Of the hospitals responding to the Leapfrog Group’s 2015 survey, only 47 percent meet the group’s ICU staffing standards, which call for at least one board-certified intensivist to provide care exclusively in the ICU and be available eight hours a day and seven days a week, and for those intensivists to return calls within five minutes 95 percent of the time.
While the majority of hospitals nationwide fell short on the Leapfrog standards, individual states performed both better and worse. Arizona had the highest proportion of reporting hopsitals that met the standards (87 percent), while six more states had at least 60 percent of hospitals in compliance. Ten states, however, reported less than 30 percent of hospitals met the standard.
While still indicating a minority, the numbers are a marked improvement from 2007, when only 30 percent of hospitals met the standard. This trend continues from last year, when Leapfrog also found compliance with ICU standards had increased, FierceHealthcare previously reported. It also comes shortly after a study found noise levels in ICUs are far above recommended levels. Transparency, however, remains an issue for ICUs, as numerous hospitals would not release staffing information for their ICUs, leaving Leapfrog with no other means of assessing staffing levels.
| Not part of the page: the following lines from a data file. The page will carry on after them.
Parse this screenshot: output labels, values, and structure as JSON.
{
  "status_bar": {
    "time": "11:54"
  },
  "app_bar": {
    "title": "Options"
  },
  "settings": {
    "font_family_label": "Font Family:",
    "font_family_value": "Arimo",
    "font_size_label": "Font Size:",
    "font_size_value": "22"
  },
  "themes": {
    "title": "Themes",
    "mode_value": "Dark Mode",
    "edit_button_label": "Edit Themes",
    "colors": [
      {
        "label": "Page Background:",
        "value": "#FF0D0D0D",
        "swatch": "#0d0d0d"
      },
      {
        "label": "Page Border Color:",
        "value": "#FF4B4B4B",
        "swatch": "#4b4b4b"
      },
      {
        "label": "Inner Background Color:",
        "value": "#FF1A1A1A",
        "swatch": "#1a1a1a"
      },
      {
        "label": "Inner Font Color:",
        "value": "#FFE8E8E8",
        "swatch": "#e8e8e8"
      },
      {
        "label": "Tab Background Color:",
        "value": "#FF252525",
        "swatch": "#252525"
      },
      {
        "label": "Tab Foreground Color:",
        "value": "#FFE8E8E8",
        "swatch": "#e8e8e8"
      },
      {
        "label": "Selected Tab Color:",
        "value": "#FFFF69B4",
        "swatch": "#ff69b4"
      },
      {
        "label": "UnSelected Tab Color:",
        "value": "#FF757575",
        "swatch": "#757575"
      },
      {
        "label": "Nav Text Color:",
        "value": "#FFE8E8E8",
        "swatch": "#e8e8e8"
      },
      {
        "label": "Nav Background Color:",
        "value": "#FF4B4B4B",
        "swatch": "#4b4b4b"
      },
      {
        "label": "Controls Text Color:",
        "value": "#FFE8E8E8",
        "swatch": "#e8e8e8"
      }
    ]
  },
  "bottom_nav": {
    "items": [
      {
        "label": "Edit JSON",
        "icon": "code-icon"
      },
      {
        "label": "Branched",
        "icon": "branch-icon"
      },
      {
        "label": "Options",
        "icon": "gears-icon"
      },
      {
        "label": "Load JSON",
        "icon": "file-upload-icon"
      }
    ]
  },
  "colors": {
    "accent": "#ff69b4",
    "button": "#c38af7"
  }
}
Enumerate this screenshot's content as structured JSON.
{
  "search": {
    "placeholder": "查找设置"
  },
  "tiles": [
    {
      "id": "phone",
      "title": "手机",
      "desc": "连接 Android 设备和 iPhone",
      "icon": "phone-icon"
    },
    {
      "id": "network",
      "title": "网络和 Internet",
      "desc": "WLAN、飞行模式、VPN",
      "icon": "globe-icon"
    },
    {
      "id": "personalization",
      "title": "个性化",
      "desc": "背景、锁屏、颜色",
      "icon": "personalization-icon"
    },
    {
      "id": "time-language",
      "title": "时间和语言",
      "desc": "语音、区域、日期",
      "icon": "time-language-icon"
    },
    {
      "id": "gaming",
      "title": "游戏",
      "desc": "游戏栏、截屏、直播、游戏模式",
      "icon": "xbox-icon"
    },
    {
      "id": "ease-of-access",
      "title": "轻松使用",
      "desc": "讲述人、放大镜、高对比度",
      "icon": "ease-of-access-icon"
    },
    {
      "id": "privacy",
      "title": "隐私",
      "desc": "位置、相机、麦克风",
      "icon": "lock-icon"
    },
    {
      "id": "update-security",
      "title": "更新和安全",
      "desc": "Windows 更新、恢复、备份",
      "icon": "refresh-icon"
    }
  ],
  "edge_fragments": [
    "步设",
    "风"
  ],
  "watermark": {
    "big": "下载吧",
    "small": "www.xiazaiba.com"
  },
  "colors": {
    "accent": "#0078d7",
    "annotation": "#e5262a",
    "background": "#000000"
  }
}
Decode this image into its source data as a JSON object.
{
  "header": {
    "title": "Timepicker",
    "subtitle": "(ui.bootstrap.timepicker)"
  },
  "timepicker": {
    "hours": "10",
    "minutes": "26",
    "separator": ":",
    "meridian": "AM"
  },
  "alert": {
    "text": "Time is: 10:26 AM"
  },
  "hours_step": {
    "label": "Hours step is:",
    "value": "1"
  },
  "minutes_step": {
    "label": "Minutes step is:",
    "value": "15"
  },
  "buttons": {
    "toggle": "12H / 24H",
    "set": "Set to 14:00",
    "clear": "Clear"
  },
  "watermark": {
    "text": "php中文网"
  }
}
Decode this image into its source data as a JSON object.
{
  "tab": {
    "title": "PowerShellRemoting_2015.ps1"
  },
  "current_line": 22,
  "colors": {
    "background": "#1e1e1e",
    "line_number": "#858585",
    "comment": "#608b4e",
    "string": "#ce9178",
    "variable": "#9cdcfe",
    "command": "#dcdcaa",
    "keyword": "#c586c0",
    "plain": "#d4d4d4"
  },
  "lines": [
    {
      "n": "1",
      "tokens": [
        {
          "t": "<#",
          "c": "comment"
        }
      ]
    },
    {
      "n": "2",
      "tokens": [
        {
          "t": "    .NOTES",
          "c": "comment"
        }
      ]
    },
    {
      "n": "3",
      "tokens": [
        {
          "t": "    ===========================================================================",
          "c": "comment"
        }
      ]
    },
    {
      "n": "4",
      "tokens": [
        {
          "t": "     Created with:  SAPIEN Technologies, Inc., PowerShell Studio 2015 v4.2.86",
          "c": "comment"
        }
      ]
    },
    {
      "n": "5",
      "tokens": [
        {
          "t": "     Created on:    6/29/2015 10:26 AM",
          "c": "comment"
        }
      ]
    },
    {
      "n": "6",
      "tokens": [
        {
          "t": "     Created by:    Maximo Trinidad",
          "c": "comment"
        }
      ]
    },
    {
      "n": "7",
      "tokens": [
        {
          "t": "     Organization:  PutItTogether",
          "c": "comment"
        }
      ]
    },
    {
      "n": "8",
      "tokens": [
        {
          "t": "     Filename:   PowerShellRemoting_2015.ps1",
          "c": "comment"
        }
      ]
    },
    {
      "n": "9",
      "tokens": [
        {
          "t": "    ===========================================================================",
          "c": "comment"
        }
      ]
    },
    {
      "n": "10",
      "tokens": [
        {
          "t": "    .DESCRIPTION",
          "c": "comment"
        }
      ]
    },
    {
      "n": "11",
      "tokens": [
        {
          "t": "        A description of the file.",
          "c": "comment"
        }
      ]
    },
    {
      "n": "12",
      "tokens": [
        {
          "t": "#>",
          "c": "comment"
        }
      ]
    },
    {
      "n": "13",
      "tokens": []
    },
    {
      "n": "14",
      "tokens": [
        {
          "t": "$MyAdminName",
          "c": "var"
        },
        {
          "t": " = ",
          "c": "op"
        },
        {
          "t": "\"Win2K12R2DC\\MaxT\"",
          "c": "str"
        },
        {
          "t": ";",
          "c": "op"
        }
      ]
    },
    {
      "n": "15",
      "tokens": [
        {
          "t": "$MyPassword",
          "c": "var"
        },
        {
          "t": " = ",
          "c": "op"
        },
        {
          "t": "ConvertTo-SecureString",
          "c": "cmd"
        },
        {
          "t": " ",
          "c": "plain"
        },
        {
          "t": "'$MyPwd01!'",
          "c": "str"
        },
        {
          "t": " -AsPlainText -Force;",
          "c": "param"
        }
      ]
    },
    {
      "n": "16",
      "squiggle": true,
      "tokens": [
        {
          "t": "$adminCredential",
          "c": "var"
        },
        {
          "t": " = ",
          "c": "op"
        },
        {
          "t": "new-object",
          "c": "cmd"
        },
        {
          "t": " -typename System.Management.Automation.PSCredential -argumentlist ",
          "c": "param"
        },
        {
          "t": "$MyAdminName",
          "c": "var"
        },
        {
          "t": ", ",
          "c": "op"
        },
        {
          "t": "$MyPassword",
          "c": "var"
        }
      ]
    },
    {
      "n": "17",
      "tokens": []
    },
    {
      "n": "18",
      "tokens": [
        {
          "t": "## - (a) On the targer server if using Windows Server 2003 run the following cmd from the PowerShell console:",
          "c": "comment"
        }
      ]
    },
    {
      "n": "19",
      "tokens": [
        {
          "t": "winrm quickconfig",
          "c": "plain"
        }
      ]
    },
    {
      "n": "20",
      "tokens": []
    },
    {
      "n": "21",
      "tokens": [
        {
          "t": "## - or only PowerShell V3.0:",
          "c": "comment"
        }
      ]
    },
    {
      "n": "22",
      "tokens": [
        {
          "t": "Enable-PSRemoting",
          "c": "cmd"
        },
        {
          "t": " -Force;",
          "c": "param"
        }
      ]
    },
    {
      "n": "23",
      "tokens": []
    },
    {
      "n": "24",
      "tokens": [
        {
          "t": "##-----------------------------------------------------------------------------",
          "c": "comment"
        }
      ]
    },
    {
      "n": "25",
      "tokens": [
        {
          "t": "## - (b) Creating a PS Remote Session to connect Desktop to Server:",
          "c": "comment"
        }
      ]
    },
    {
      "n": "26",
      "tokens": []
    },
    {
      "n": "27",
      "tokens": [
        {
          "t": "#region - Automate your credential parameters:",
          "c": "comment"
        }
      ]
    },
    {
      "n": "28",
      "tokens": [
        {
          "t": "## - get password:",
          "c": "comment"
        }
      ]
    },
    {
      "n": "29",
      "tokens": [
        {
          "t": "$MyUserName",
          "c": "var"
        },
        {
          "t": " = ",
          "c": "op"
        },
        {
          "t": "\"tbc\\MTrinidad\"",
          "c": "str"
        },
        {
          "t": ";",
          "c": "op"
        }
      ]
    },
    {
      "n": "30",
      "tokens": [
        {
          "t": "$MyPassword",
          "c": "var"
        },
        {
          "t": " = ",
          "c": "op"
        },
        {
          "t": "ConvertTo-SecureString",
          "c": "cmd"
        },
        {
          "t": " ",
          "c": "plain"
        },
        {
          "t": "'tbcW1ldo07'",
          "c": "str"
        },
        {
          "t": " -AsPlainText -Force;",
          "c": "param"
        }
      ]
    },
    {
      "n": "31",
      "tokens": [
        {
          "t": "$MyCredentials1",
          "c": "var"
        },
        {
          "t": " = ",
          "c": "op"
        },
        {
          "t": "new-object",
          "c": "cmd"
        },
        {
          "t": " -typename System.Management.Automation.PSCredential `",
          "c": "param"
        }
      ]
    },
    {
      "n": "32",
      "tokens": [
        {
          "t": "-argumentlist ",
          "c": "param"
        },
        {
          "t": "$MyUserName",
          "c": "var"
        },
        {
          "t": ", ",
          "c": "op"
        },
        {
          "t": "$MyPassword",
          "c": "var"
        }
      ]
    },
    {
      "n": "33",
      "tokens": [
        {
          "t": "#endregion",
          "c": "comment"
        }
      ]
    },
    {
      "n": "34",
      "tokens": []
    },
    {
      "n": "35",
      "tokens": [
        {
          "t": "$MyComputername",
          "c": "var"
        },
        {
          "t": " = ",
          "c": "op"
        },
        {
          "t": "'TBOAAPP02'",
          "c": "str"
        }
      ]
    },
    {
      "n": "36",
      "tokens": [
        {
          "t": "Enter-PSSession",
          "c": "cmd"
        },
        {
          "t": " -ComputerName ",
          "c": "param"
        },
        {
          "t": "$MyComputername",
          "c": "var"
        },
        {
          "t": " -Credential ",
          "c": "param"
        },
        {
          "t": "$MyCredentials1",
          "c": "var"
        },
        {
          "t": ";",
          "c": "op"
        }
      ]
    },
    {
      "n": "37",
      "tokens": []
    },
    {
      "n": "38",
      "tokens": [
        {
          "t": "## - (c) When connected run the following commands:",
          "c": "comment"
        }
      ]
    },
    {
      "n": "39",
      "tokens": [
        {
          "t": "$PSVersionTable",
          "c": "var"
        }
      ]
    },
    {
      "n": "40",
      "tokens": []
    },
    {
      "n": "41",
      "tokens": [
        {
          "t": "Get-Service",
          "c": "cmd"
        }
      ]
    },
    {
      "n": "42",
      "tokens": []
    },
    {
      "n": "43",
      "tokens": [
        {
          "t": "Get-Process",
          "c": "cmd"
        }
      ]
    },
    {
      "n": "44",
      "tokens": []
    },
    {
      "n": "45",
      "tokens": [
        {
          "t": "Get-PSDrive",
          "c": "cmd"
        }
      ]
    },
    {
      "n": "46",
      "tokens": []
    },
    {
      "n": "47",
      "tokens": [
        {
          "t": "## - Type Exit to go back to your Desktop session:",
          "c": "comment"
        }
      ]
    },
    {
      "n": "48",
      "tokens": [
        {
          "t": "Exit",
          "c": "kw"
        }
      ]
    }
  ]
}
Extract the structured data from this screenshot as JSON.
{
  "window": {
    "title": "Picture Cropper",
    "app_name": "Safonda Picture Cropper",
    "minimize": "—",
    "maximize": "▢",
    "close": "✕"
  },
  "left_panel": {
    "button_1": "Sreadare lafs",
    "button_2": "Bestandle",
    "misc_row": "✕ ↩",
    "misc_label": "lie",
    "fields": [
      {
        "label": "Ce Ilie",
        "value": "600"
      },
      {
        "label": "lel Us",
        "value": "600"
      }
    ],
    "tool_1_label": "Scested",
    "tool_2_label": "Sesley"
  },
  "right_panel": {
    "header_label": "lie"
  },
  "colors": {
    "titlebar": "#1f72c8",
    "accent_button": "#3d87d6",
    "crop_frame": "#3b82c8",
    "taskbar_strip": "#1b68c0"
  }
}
“Hospital quality and cost information is vital to enabling individuals to make the best choices for their health,” Kristin Torres Mowat, senior vice president of plan development and data operations at Castlight Health, said in a statement. “Leapfrog’s data illustrates how essential it is to report ICU physician staffing. Proper intensivist staffing is crucial to the proper care of patients with the most critical need. This study and Leapfrog’s work are important to driving visibility and change in hospital practices, which will ultimately lead to better patient care.”